Every line below must come back exactly as it stands, with the images omitted.

[[ Dataset content, beginning ]]

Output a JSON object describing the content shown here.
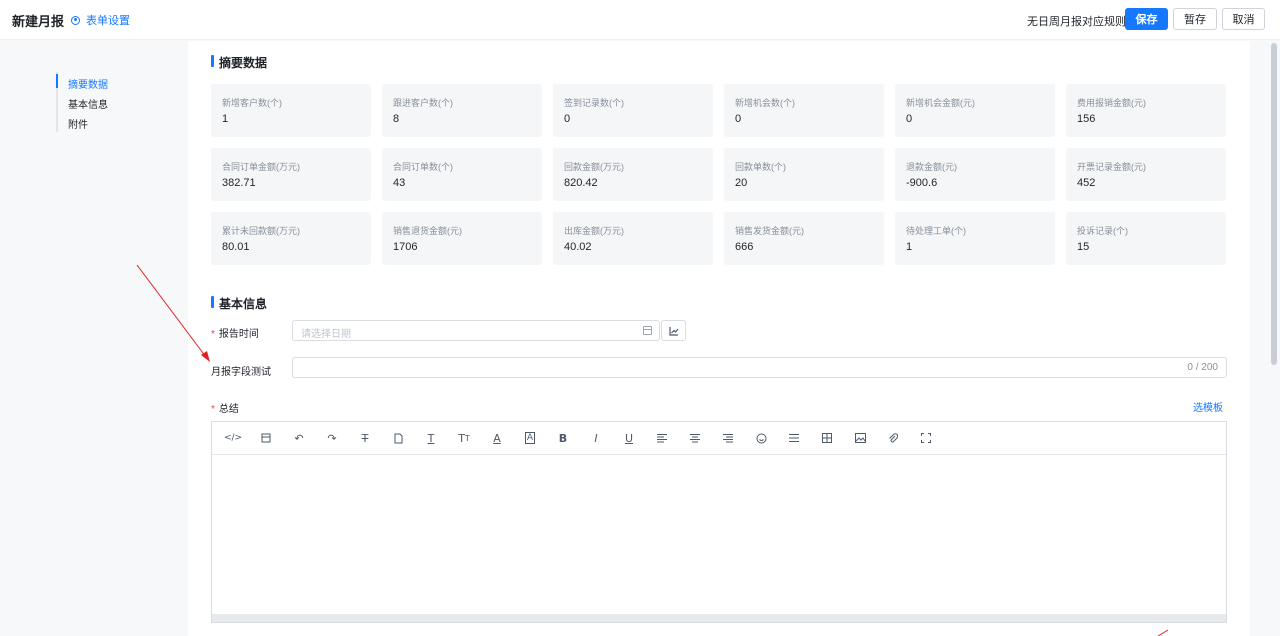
{
  "header": {
    "title": "新建月报",
    "form_settings": "表单设置",
    "warning": "无日周月报对应规则!",
    "save_label": "保存",
    "draft_label": "暂存",
    "cancel_label": "取消"
  },
  "sidenav": {
    "items": [
      {
        "label": "摘要数据"
      },
      {
        "label": "基本信息"
      },
      {
        "label": "附件"
      }
    ]
  },
  "summary": {
    "title": "摘要数据",
    "cards": [
      {
        "label": "新增客户数(个)",
        "value": "1"
      },
      {
        "label": "跟进客户数(个)",
        "value": "8"
      },
      {
        "label": "签到记录数(个)",
        "value": "0"
      },
      {
        "label": "新增机会数(个)",
        "value": "0"
      },
      {
        "label": "新增机会金额(元)",
        "value": "0"
      },
      {
        "label": "费用报销金额(元)",
        "value": "156"
      },
      {
        "label": "合同订单金额(万元)",
        "value": "382.71"
      },
      {
        "label": "合同订单数(个)",
        "value": "43"
      },
      {
        "label": "回款金额(万元)",
        "value": "820.42"
      },
      {
        "label": "回款单数(个)",
        "value": "20"
      },
      {
        "label": "退款金额(元)",
        "value": "-900.6"
      },
      {
        "label": "开票记录金额(元)",
        "value": "452"
      },
      {
        "label": "累计未回款额(万元)",
        "value": "80.01"
      },
      {
        "label": "销售退货金额(元)",
        "value": "1706"
      },
      {
        "label": "出库金额(万元)",
        "value": "40.02"
      },
      {
        "label": "销售发货金额(元)",
        "value": "666"
      },
      {
        "label": "待处理工单(个)",
        "value": "1"
      },
      {
        "label": "投诉记录(个)",
        "value": "15"
      }
    ]
  },
  "basic": {
    "title": "基本信息",
    "report_time_label": "报告时间",
    "report_time_placeholder": "请选择日期",
    "test_field_label": "月报字段测试",
    "test_field_counter": "0 / 200",
    "summary_label": "总结",
    "template_link": "选模板"
  },
  "toolbar_icons": [
    "code-icon",
    "template-icon",
    "undo-icon",
    "redo-icon",
    "strikethrough-icon",
    "format-painter-icon",
    "font-size-icon",
    "text-size-icon",
    "font-color-icon",
    "background-color-icon",
    "bold-icon",
    "italic-icon",
    "underline-icon",
    "align-left-icon",
    "align-center-icon",
    "align-right-icon",
    "emoji-icon",
    "line-height-icon",
    "table-icon",
    "image-icon",
    "attachment-icon",
    "fullscreen-icon"
  ],
  "colors": {
    "accent": "#1677ff",
    "required": "#f53f3f",
    "annotation": "#e02020"
  }
}
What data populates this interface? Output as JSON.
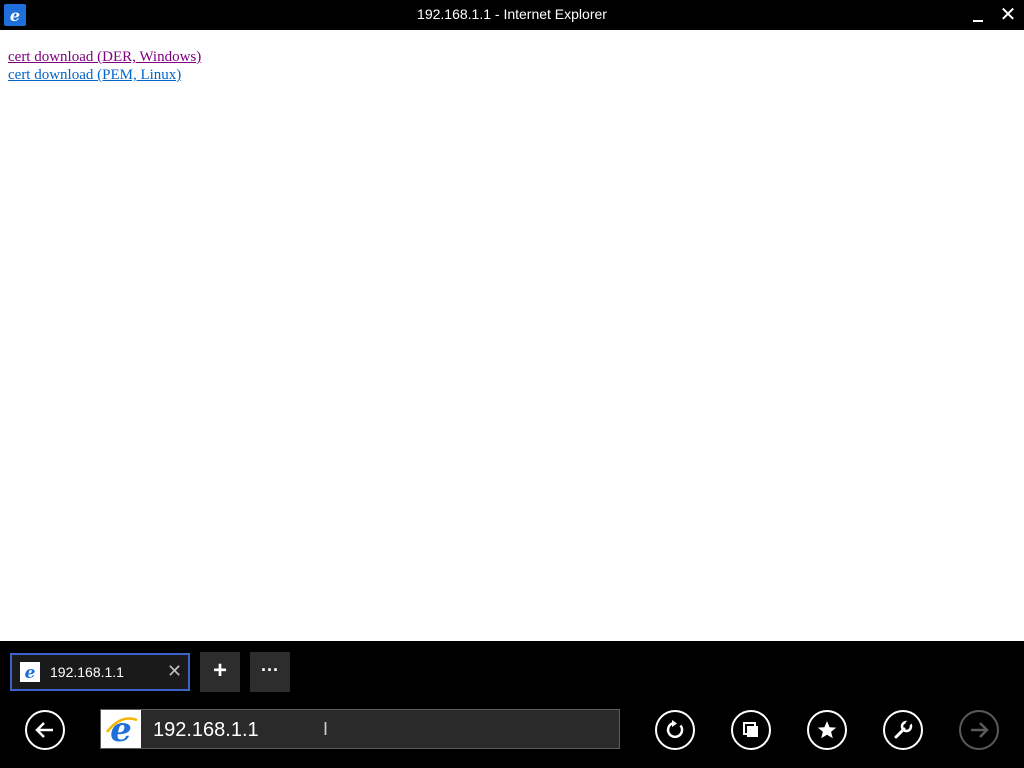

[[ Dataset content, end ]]

● **Written solution**
Output a JSON object describing the content shown here.
{
  "header": {
    "title": "新建月报",
    "form_settings": "表单设置",
    "warning": "无日周月报对应规则!",
    "save_label": "保存",
    "draft_label": "暂存",
    "cancel_label": "取消"
  },
  "sidenav": {
    "items": [
      {
        "label": "摘要数据"
      },
      {
        "label": "基本信息"
      },
      {
        "label": "附件"
      }
    ]
  },
  "summary": {
    "title": "摘要数据",
    "cards": [
      {
        "label": "新增客户数(个)",
        "value": "1"
      },
      {
        "label": "跟进客户数(个)",
        "value": "8"
      },
      {
        "label": "签到记录数(个)",
        "value": "0"
      },
      {
        "label": "新增机会数(个)",
        "value": "0"
      },
      {
        "label": "新增机会金额(元)",
        "value": "0"
      },
      {
        "label": "费用报销金额(元)",
        "value": "156"
      },
      {
        "label": "合同订单金额(万元)",
        "value": "382.71"
      },
      {
        "label": "合同订单数(个)",
        "value": "43"
      },
      {
        "label": "回款金额(万元)",
        "value": "820.42"
      },
      {
        "label": "回款单数(个)",
        "value": "20"
      },
      {
        "label": "退款金额(元)",
        "value": "-900.6"
      },
      {
        "label": "开票记录金额(元)",
        "value": "452"
      },
      {
        "label": "累计未回款额(万元)",
        "value": "80.01"
      },
      {
        "label": "销售退货金额(元)",
        "value": "1706"
      },
      {
        "label": "出库金额(万元)",
        "value": "40.02"
      },
      {
        "label": "销售发货金额(元)",
        "value": "666"
      },
      {
        "label": "待处理工单(个)",
        "value": "1"
      },
      {
        "label": "投诉记录(个)",
        "value": "15"
      }
    ]
  },
  "basic": {
    "title": "基本信息",
    "report_time_label": "报告时间",
    "report_time_placeholder": "请选择日期",
    "test_field_label": "月报字段测试",
    "test_field_counter": "0 / 200",
    "summary_label": "总结",
    "template_link": "选模板"
  },
  "toolbar_icons": [
    "code-icon",
    "template-icon",
    "undo-icon",
    "redo-icon",
    "strikethrough-icon",
    "format-painter-icon",
    "font-size-icon",
    "text-size-icon",
    "font-color-icon",
    "background-color-icon",
    "bold-icon",
    "italic-icon",
    "underline-icon",
    "align-left-icon",
    "align-center-icon",
    "align-right-icon",
    "emoji-icon",
    "line-height-icon",
    "table-icon",
    "image-icon",
    "attachment-icon",
    "fullscreen-icon"
  ],
  "colors": {
    "accent": "#1677ff",
    "required": "#f53f3f",
    "annotation": "#e02020"
  }
}
What data populates this interface? Output as JSON.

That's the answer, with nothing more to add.